▶ WHAT NEEDS TO BE DONE: Write out the entries exactly, leaving out every picture.

Saved data entries
# # # # # # #
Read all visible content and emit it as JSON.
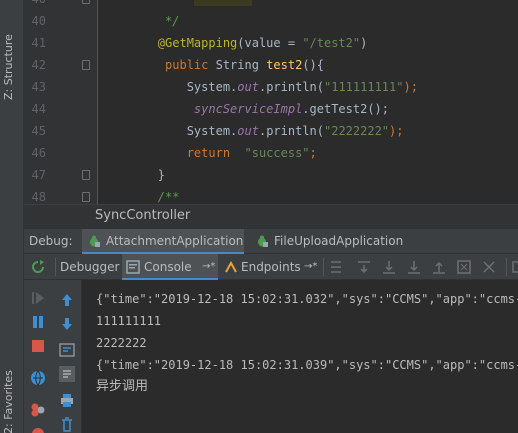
{
  "sidebar": {
    "structure_tab": "Z: Structure",
    "favorites_tab": "2: Favorites"
  },
  "editor": {
    "lines": [
      {
        "num": "40",
        "fold": true,
        "parts": [
          {
            "t": "             ",
            "c": "plain"
          },
          {
            "t": "        ",
            "c": "hl"
          }
        ]
      },
      {
        "num": "40",
        "fold": false,
        "parts": [
          {
            "t": "         ",
            "c": "plain"
          },
          {
            "t": "*/",
            "c": "cmt"
          }
        ]
      },
      {
        "num": "41",
        "fold": false,
        "parts": [
          {
            "t": "        ",
            "c": "plain"
          },
          {
            "t": "@GetMapping",
            "c": "ann"
          },
          {
            "t": "(value = ",
            "c": "plain"
          },
          {
            "t": "\"/test2\"",
            "c": "str"
          },
          {
            "t": ")",
            "c": "plain"
          }
        ]
      },
      {
        "num": "42",
        "fold": true,
        "parts": [
          {
            "t": "         ",
            "c": "plain"
          },
          {
            "t": "public ",
            "c": "kw"
          },
          {
            "t": "String ",
            "c": "plain"
          },
          {
            "t": "test2",
            "c": "fn"
          },
          {
            "t": "(){",
            "c": "plain"
          }
        ]
      },
      {
        "num": "43",
        "fold": false,
        "parts": [
          {
            "t": "            System.",
            "c": "plain"
          },
          {
            "t": "out",
            "c": "fld"
          },
          {
            "t": ".println(",
            "c": "plain"
          },
          {
            "t": "\"111111111\"",
            "c": "str"
          },
          {
            "t": ");",
            "c": "kw"
          }
        ]
      },
      {
        "num": "44",
        "fold": false,
        "parts": [
          {
            "t": "             ",
            "c": "plain"
          },
          {
            "t": "syncServiceImpl",
            "c": "fld"
          },
          {
            "t": ".getTest2();",
            "c": "plain"
          }
        ]
      },
      {
        "num": "45",
        "fold": false,
        "parts": [
          {
            "t": "            System.",
            "c": "plain"
          },
          {
            "t": "out",
            "c": "fld"
          },
          {
            "t": ".println(",
            "c": "plain"
          },
          {
            "t": "\"2222222\"",
            "c": "str"
          },
          {
            "t": ");",
            "c": "kw"
          }
        ]
      },
      {
        "num": "46",
        "fold": false,
        "parts": [
          {
            "t": "            ",
            "c": "plain"
          },
          {
            "t": "return  ",
            "c": "kw"
          },
          {
            "t": "\"success\"",
            "c": "str"
          },
          {
            "t": ";",
            "c": "kw"
          }
        ]
      },
      {
        "num": "47",
        "fold": true,
        "parts": [
          {
            "t": "        }",
            "c": "plain"
          }
        ]
      },
      {
        "num": "48",
        "fold": true,
        "parts": [
          {
            "t": "        ",
            "c": "plain"
          },
          {
            "t": "/**",
            "c": "cmt"
          }
        ]
      }
    ]
  },
  "breadcrumb": {
    "label": "SyncController"
  },
  "debug": {
    "label": "Debug:",
    "tabs": [
      {
        "label": "AttachmentApplication"
      },
      {
        "label": "FileUploadApplication"
      }
    ]
  },
  "subtabs": {
    "debugger": "Debugger",
    "console": "Console",
    "console_suffix": "→*",
    "endpoints": "Endpoints",
    "endpoints_suffix": "→*"
  },
  "console": {
    "lines": [
      "{\"time\":\"2019-12-18 15:02:31.032\",\"sys\":\"CCMS\",\"app\":\"ccms-a",
      "111111111",
      "2222222",
      "{\"time\":\"2019-12-18 15:02:31.039\",\"sys\":\"CCMS\",\"app\":\"ccms-a",
      "异步调用"
    ]
  },
  "colors": {
    "accent": "#4a88c7",
    "keyword": "#cc7832",
    "string": "#6a8759",
    "annotation": "#bbb529"
  }
}
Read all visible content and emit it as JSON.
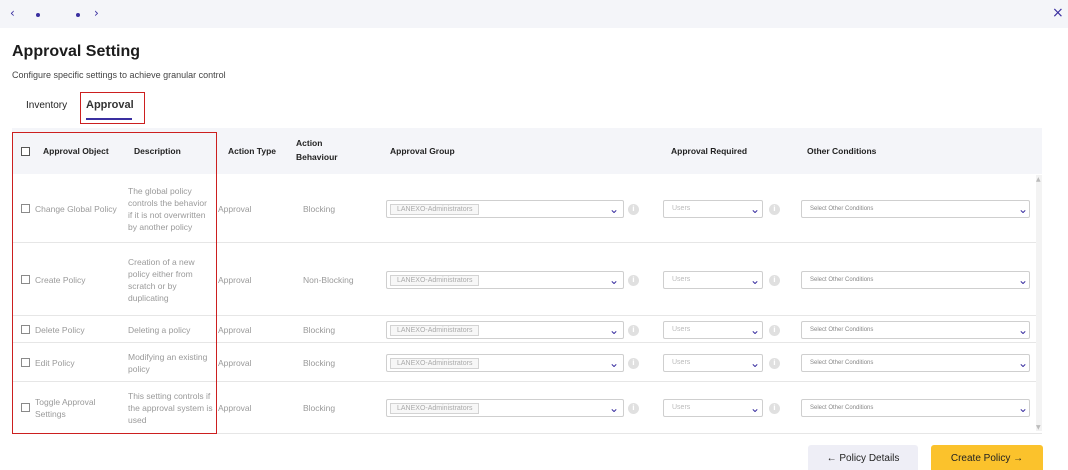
{
  "nav": {
    "prev": "‹",
    "next": "›",
    "close": "×"
  },
  "header": {
    "title": "Approval Setting",
    "subtitle": "Configure specific settings to achieve granular control"
  },
  "tabs": [
    {
      "label": "Inventory"
    },
    {
      "label": "Approval"
    }
  ],
  "table": {
    "headers": {
      "object": "Approval Object",
      "description": "Description",
      "action_type": "Action Type",
      "action_behaviour_1": "Action",
      "action_behaviour_2": "Behaviour",
      "approval_group": "Approval Group",
      "approval_required": "Approval Required",
      "other_conditions": "Other Conditions"
    },
    "rows": [
      {
        "object": [
          "Change Global Policy"
        ],
        "description": [
          "The global policy",
          "controls the behavior",
          "if it is not overwritten",
          "by another policy"
        ],
        "action_type": "Approval",
        "behaviour": "Blocking",
        "group": "LANEXO-Administrators",
        "required": "Users",
        "conditions": "Select Other Conditions"
      },
      {
        "object": [
          "Create Policy"
        ],
        "description": [
          "Creation of a new",
          "policy either from",
          "scratch or by",
          "duplicating"
        ],
        "action_type": "Approval",
        "behaviour": "Non-Blocking",
        "group": "LANEXO-Administrators",
        "required": "Users",
        "conditions": "Select Other Conditions"
      },
      {
        "object": [
          "Delete Policy"
        ],
        "description": [
          "Deleting a policy"
        ],
        "action_type": "Approval",
        "behaviour": "Blocking",
        "group": "LANEXO-Administrators",
        "required": "Users",
        "conditions": "Select Other Conditions"
      },
      {
        "object": [
          "Edit Policy"
        ],
        "description": [
          "Modifying an existing",
          "policy"
        ],
        "action_type": "Approval",
        "behaviour": "Blocking",
        "group": "LANEXO-Administrators",
        "required": "Users",
        "conditions": "Select Other Conditions"
      },
      {
        "object": [
          "Toggle Approval",
          "Settings"
        ],
        "description": [
          "This setting controls if",
          "the approval system is",
          "used"
        ],
        "action_type": "Approval",
        "behaviour": "Blocking",
        "group": "LANEXO-Administrators",
        "required": "Users",
        "conditions": "Select Other Conditions"
      }
    ]
  },
  "footer": {
    "details_label": "← Policy Details",
    "create_label": "Create Policy →"
  },
  "icons": {
    "chevron": "chevron-down-icon",
    "info": "info-icon",
    "checkbox": "checkbox-icon"
  },
  "colors": {
    "accent": "#3a2fa0",
    "highlight": "#cc1f1f",
    "primary_button": "#fbc22c"
  }
}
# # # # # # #
▶ OUTPUT:
Read all visible content and emit it as JSON.
{
  "sidebar": {
    "structure_tab": "Z: Structure",
    "favorites_tab": "2: Favorites"
  },
  "editor": {
    "lines": [
      {
        "num": "40",
        "fold": true,
        "parts": [
          {
            "t": "             ",
            "c": "plain"
          },
          {
            "t": "        ",
            "c": "hl"
          }
        ]
      },
      {
        "num": "40",
        "fold": false,
        "parts": [
          {
            "t": "         ",
            "c": "plain"
          },
          {
            "t": "*/",
            "c": "cmt"
          }
        ]
      },
      {
        "num": "41",
        "fold": false,
        "parts": [
          {
            "t": "        ",
            "c": "plain"
          },
          {
            "t": "@GetMapping",
            "c": "ann"
          },
          {
            "t": "(value = ",
            "c": "plain"
          },
          {
            "t": "\"/test2\"",
            "c": "str"
          },
          {
            "t": ")",
            "c": "plain"
          }
        ]
      },
      {
        "num": "42",
        "fold": true,
        "parts": [
          {
            "t": "         ",
            "c": "plain"
          },
          {
            "t": "public ",
            "c": "kw"
          },
          {
            "t": "String ",
            "c": "plain"
          },
          {
            "t": "test2",
            "c": "fn"
          },
          {
            "t": "(){",
            "c": "plain"
          }
        ]
      },
      {
        "num": "43",
        "fold": false,
        "parts": [
          {
            "t": "            System.",
            "c": "plain"
          },
          {
            "t": "out",
            "c": "fld"
          },
          {
            "t": ".println(",
            "c": "plain"
          },
          {
            "t": "\"111111111\"",
            "c": "str"
          },
          {
            "t": ");",
            "c": "kw"
          }
        ]
      },
      {
        "num": "44",
        "fold": false,
        "parts": [
          {
            "t": "             ",
            "c": "plain"
          },
          {
            "t": "syncServiceImpl",
            "c": "fld"
          },
          {
            "t": ".getTest2();",
            "c": "plain"
          }
        ]
      },
      {
        "num": "45",
        "fold": false,
        "parts": [
          {
            "t": "            System.",
            "c": "plain"
          },
          {
            "t": "out",
            "c": "fld"
          },
          {
            "t": ".println(",
            "c": "plain"
          },
          {
            "t": "\"2222222\"",
            "c": "str"
          },
          {
            "t": ");",
            "c": "kw"
          }
        ]
      },
      {
        "num": "46",
        "fold": false,
        "parts": [
          {
            "t": "            ",
            "c": "plain"
          },
          {
            "t": "return  ",
            "c": "kw"
          },
          {
            "t": "\"success\"",
            "c": "str"
          },
          {
            "t": ";",
            "c": "kw"
          }
        ]
      },
      {
        "num": "47",
        "fold": true,
        "parts": [
          {
            "t": "        }",
            "c": "plain"
          }
        ]
      },
      {
        "num": "48",
        "fold": true,
        "parts": [
          {
            "t": "        ",
            "c": "plain"
          },
          {
            "t": "/**",
            "c": "cmt"
          }
        ]
      }
    ]
  },
  "breadcrumb": {
    "label": "SyncController"
  },
  "debug": {
    "label": "Debug:",
    "tabs": [
      {
        "label": "AttachmentApplication"
      },
      {
        "label": "FileUploadApplication"
      }
    ]
  },
  "subtabs": {
    "debugger": "Debugger",
    "console": "Console",
    "console_suffix": "→*",
    "endpoints": "Endpoints",
    "endpoints_suffix": "→*"
  },
  "console": {
    "lines": [
      "{\"time\":\"2019-12-18 15:02:31.032\",\"sys\":\"CCMS\",\"app\":\"ccms-a",
      "111111111",
      "2222222",
      "{\"time\":\"2019-12-18 15:02:31.039\",\"sys\":\"CCMS\",\"app\":\"ccms-a",
      "异步调用"
    ]
  },
  "colors": {
    "accent": "#4a88c7",
    "keyword": "#cc7832",
    "string": "#6a8759",
    "annotation": "#bbb529"
  }
}
Read all visible content and emit it as JSON.
{
  "nav": {
    "prev": "‹",
    "next": "›",
    "close": "×"
  },
  "header": {
    "title": "Approval Setting",
    "subtitle": "Configure specific settings to achieve granular control"
  },
  "tabs": [
    {
      "label": "Inventory"
    },
    {
      "label": "Approval"
    }
  ],
  "table": {
    "headers": {
      "object": "Approval Object",
      "description": "Description",
      "action_type": "Action Type",
      "action_behaviour_1": "Action",
      "action_behaviour_2": "Behaviour",
      "approval_group": "Approval Group",
      "approval_required": "Approval Required",
      "other_conditions": "Other Conditions"
    },
    "rows": [
      {
        "object": [
          "Change Global Policy"
        ],
        "description": [
          "The global policy",
          "controls the behavior",
          "if it is not overwritten",
          "by another policy"
        ],
        "action_type": "Approval",
        "behaviour": "Blocking",
        "group": "LANEXO-Administrators",
        "required": "Users",
        "conditions": "Select Other Conditions"
      },
      {
        "object": [
          "Create Policy"
        ],
        "description": [
          "Creation of a new",
          "policy either from",
          "scratch or by",
          "duplicating"
        ],
        "action_type": "Approval",
        "behaviour": "Non-Blocking",
        "group": "LANEXO-Administrators",
        "required": "Users",
        "conditions": "Select Other Conditions"
      },
      {
        "object": [
          "Delete Policy"
        ],
        "description": [
          "Deleting a policy"
        ],
        "action_type": "Approval",
        "behaviour": "Blocking",
        "group": "LANEXO-Administrators",
        "required": "Users",
        "conditions": "Select Other Conditions"
      },
      {
        "object": [
          "Edit Policy"
        ],
        "description": [
          "Modifying an existing",
          "policy"
        ],
        "action_type": "Approval",
        "behaviour": "Blocking",
        "group": "LANEXO-Administrators",
        "required": "Users",
        "conditions": "Select Other Conditions"
      },
      {
        "object": [
          "Toggle Approval",
          "Settings"
        ],
        "description": [
          "This setting controls if",
          "the approval system is",
          "used"
        ],
        "action_type": "Approval",
        "behaviour": "Blocking",
        "group": "LANEXO-Administrators",
        "required": "Users",
        "conditions": "Select Other Conditions"
      }
    ]
  },
  "footer": {
    "details_label": "← Policy Details",
    "create_label": "Create Policy →"
  },
  "icons": {
    "chevron": "chevron-down-icon",
    "info": "info-icon",
    "checkbox": "checkbox-icon"
  },
  "colors": {
    "accent": "#3a2fa0",
    "highlight": "#cc1f1f",
    "primary_button": "#fbc22c"
  }
}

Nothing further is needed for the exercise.